The RAVENS are landing.
When Slate Pro Audio’s RAVEN MTX multitouch production console started appearing at trade shows, the WOW factor was through the roof. People saw something they had never experienced before, or even dared to seriously consider.
On exhibit: A giant touch screen display featuring a powerful multitouch mixer (the RAVEN MIXER) that can control all major DAW’s, along with a flexible and user-customizable, multifunction toolbar. A full-featured analog monitoring section with multiple speaker outs and input sources, smart phone connectivity, USB, multiple headphone send and cue options, and a lot more were part of the package.
The result is a console vastly different from any other control surface out there. And now that they’re becoming available, early-adopting pros are installing RAVENS into their studios and going to work with them.
As captivating as the RAVEN is, its beauty is not just skin-deep. SonicScoop found out just how intensive its story — and philosophy — is when we talked to Slate Pro Audio’s VP of Creative Operations Alex Oana, the Co-Designer and Product Manager for RAVEN.
Working together with Steven Slate and the company’s dedicated team, Oana experienced first-hand the inspiration, intensive problem-solving, and hard work required for this hyper-ambitious fantasy to became an audio reality. Here’s the way it went down:
Starting from the 10,000-ft. view, how does Slate decide what new products – hardware and/or software – to develop?
Most of the time product development at Slate begins with Steven asking himself, “What do I need?”
In the case of the RAVEN he had been working on a monitor controller he wanted for his studio when we met. I suggested to Steven that a studio hardware product like that should be built around the DAW. Steven kept saying, “Let’s make it bigger, like a console” and I kept throwing in features like integrated USB, iPhone dock and laptop reference speakers which led to him hiring me!
We took our non-multitouch RAVEN X1, a huge confusing console that made no sense, to NAMM 2012.
Out of frustration I said to Steven, “We claim to be innovative, but this [Raven X1] isn’t innovative at all.
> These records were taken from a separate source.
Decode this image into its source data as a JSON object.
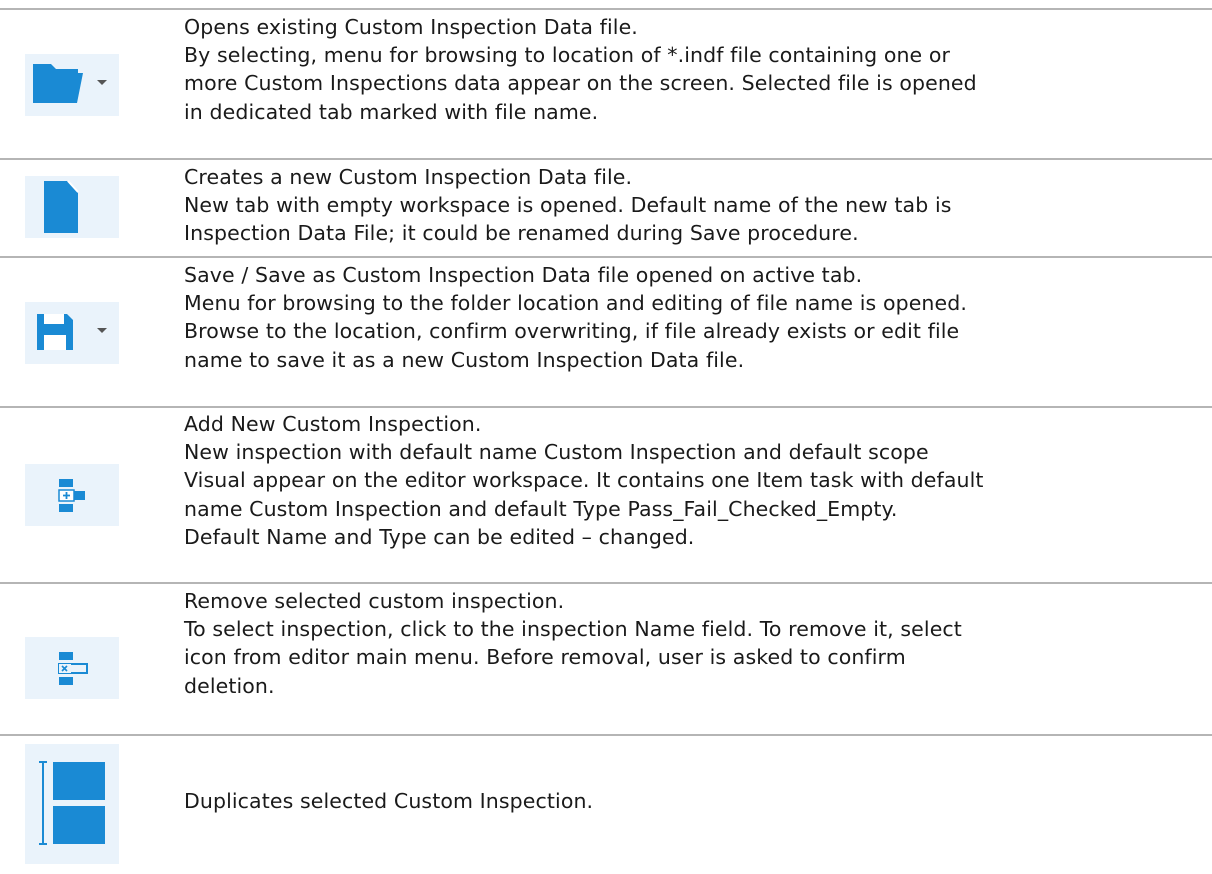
{
  "rows": [
    {
      "icon": "folder-open-dropdown-icon",
      "lines": [
        "Opens existing Custom Inspection Data file.",
        "By selecting, menu for browsing to location of *.indf file containing one or",
        "more Custom Inspections data appear on the screen. Selected file is opened",
        "in dedicated tab marked with file name."
      ]
    },
    {
      "icon": "new-file-icon",
      "lines": [
        "Creates a new Custom Inspection Data file.",
        "New tab with empty workspace is opened. Default name of the new tab is",
        "Inspection Data File; it could be renamed during Save procedure."
      ]
    },
    {
      "icon": "save-dropdown-icon",
      "lines": [
        "Save / Save as Custom Inspection Data file opened on active tab.",
        "Menu for browsing to the folder location and editing of file name is opened.",
        "Browse to the location, confirm overwriting, if file already exists or edit file",
        "name to save it as a new Custom Inspection Data file."
      ]
    },
    {
      "icon": "add-inspection-icon",
      "lines": [
        "Add New Custom Inspection.",
        "New inspection with default name Custom Inspection and default scope",
        "Visual appear on the editor workspace. It contains one Item task with default",
        "name Custom Inspection and default Type Pass_Fail_Checked_Empty.",
        "Default Name and Type can be edited – changed."
      ]
    },
    {
      "icon": "remove-inspection-icon",
      "lines": [
        "Remove selected custom inspection.",
        "To select inspection, click to the inspection Name field. To remove it, select",
        "icon from editor main menu. Before removal, user is asked to confirm",
        "deletion."
      ]
    },
    {
      "icon": "duplicate-inspection-icon",
      "lines": [
        "Duplicates selected Custom Inspection."
      ]
    }
  ],
  "colors": {
    "icon_blue": "#1a8ad4",
    "icon_bg": "#eaf3fb",
    "rule": "#b5b5b5",
    "text": "#1a1a1a"
  }
}
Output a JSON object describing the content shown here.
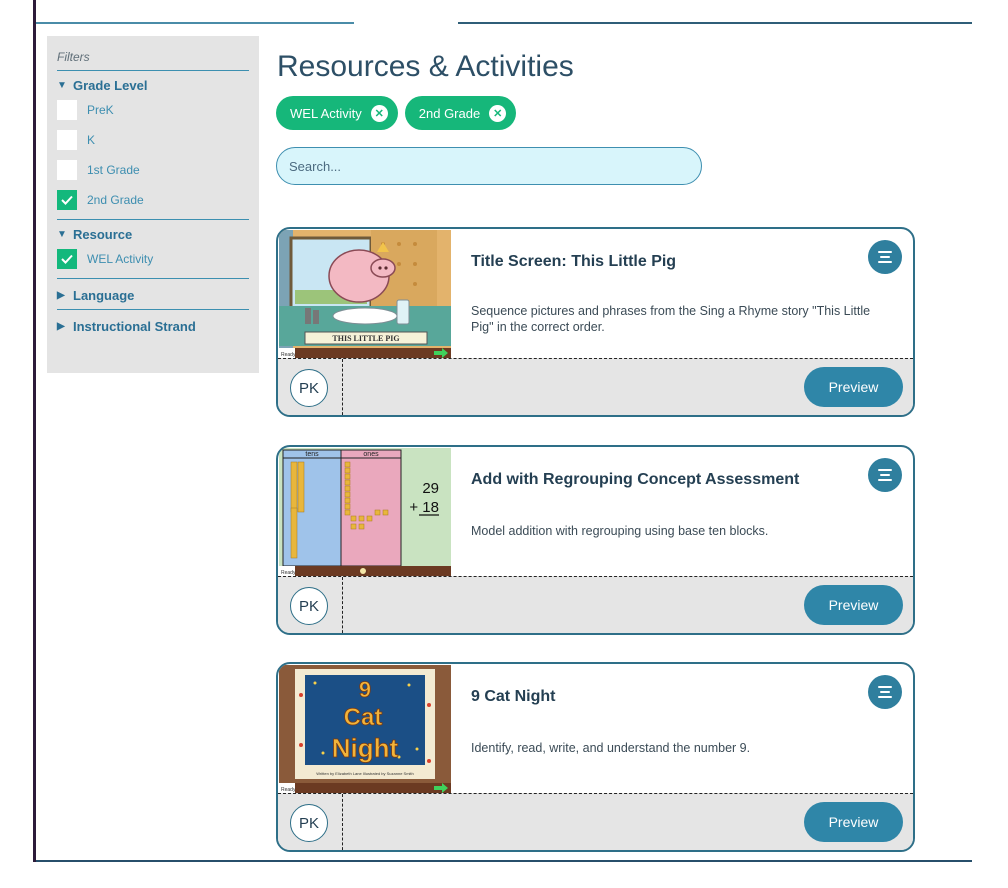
{
  "sidebar": {
    "title": "Filters",
    "grade_level": {
      "label": "Grade Level",
      "options": [
        {
          "label": "PreK",
          "checked": false
        },
        {
          "label": "K",
          "checked": false
        },
        {
          "label": "1st Grade",
          "checked": false
        },
        {
          "label": "2nd Grade",
          "checked": true
        }
      ]
    },
    "resource": {
      "label": "Resource",
      "options": [
        {
          "label": "WEL Activity",
          "checked": true
        }
      ]
    },
    "language": {
      "label": "Language"
    },
    "instructional_strand": {
      "label": "Instructional Strand"
    },
    "expanded_icon": "triangle-down-icon",
    "collapsed_icon": "triangle-right-icon"
  },
  "main": {
    "title": "Resources & Activities",
    "chips": [
      {
        "label": "WEL Activity",
        "remove_icon": "close-icon"
      },
      {
        "label": "2nd Grade",
        "remove_icon": "close-icon"
      }
    ],
    "search": {
      "placeholder": "Search...",
      "value": ""
    }
  },
  "cards": [
    {
      "title": "Title Screen: This Little Pig",
      "description": "Sequence pictures and phrases from the Sing a Rhyme story \"This Little Pig\" in the correct order.",
      "thumbnail_caption": "THIS LITTLE PIG",
      "thumbnail_footer": "Ready",
      "badge": "PK",
      "preview_label": "Preview"
    },
    {
      "title": "Add with Regrouping Concept Assessment",
      "description": "Model addition with regrouping using base ten blocks.",
      "thumbnail_headers": {
        "tens": "tens",
        "ones": "ones"
      },
      "thumbnail_problem": {
        "top": "29",
        "bottom": "+ 18"
      },
      "thumbnail_footer": "Ready",
      "badge": "PK",
      "preview_label": "Preview"
    },
    {
      "title": "9 Cat Night",
      "description": "Identify, read, write, and understand the number 9.",
      "thumbnail_title_lines": [
        "9",
        "Cat",
        "Night"
      ],
      "thumbnail_byline": "Written by Elizabeth Lane     Illustrated by Suzanne Smith",
      "thumbnail_footer": "Ready",
      "badge": "PK",
      "preview_label": "Preview"
    }
  ],
  "colors": {
    "accent_green": "#16b77a",
    "accent_blue": "#2f86a8",
    "heading": "#2d4f66",
    "link": "#3d8eb0",
    "search_bg": "#d8f5fb"
  }
}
What would be innovative is if we made the Raven a giant touch screen so you can touch your DAW directly.”
Three things separate Steven Slate from other developers:
1) He can’t let a good idea go,
2) He won’t rest until he sees an idea through, and
3) It has to be perfect.
My little multitouch idea that I had been dreaming of since I first started working with Pro Tools in the late 1990s started our journey along the “bleeding edge.” After 18 months of blood sweat and tears we know first-hand what that term truly means.
From there, what made the RAVEN a priority for Slate to develop?
DAWs are amazing. As advanced and miraculous DAWs are, there’s been no intuitive way to interact with them. Before RAVEN, working with a DAW was like trying to play a guitar with a trackball.
We looked around and it just seemed like everybody who should be making multitouch hardware and software was just sleeping. We really wanted the RAVEN for ourselves because using a keyboard and mouse to create music sucks and it’s not healthy. My elbow, wrist and hands were killing me!
When we debuted the prototype RAVEN at AES 2012 we knew one of two things would happen – we’d be the laughingstock or people would flip out. Luckily people flipped out.
Steven said that Slate wanted to “respect the console heritage” in creating the RAVEN. What does that mean from an ergonomic, creative and sonic standpoint?
Think of a wraparound Helios console from the 1970s. It was designed to place every control the engineer would need within easy reach. As studio tools expanded the consoles got bigger, racks of outboard sprung up behind and to the sides, making it impossible for the engineer to work in the sweet spot.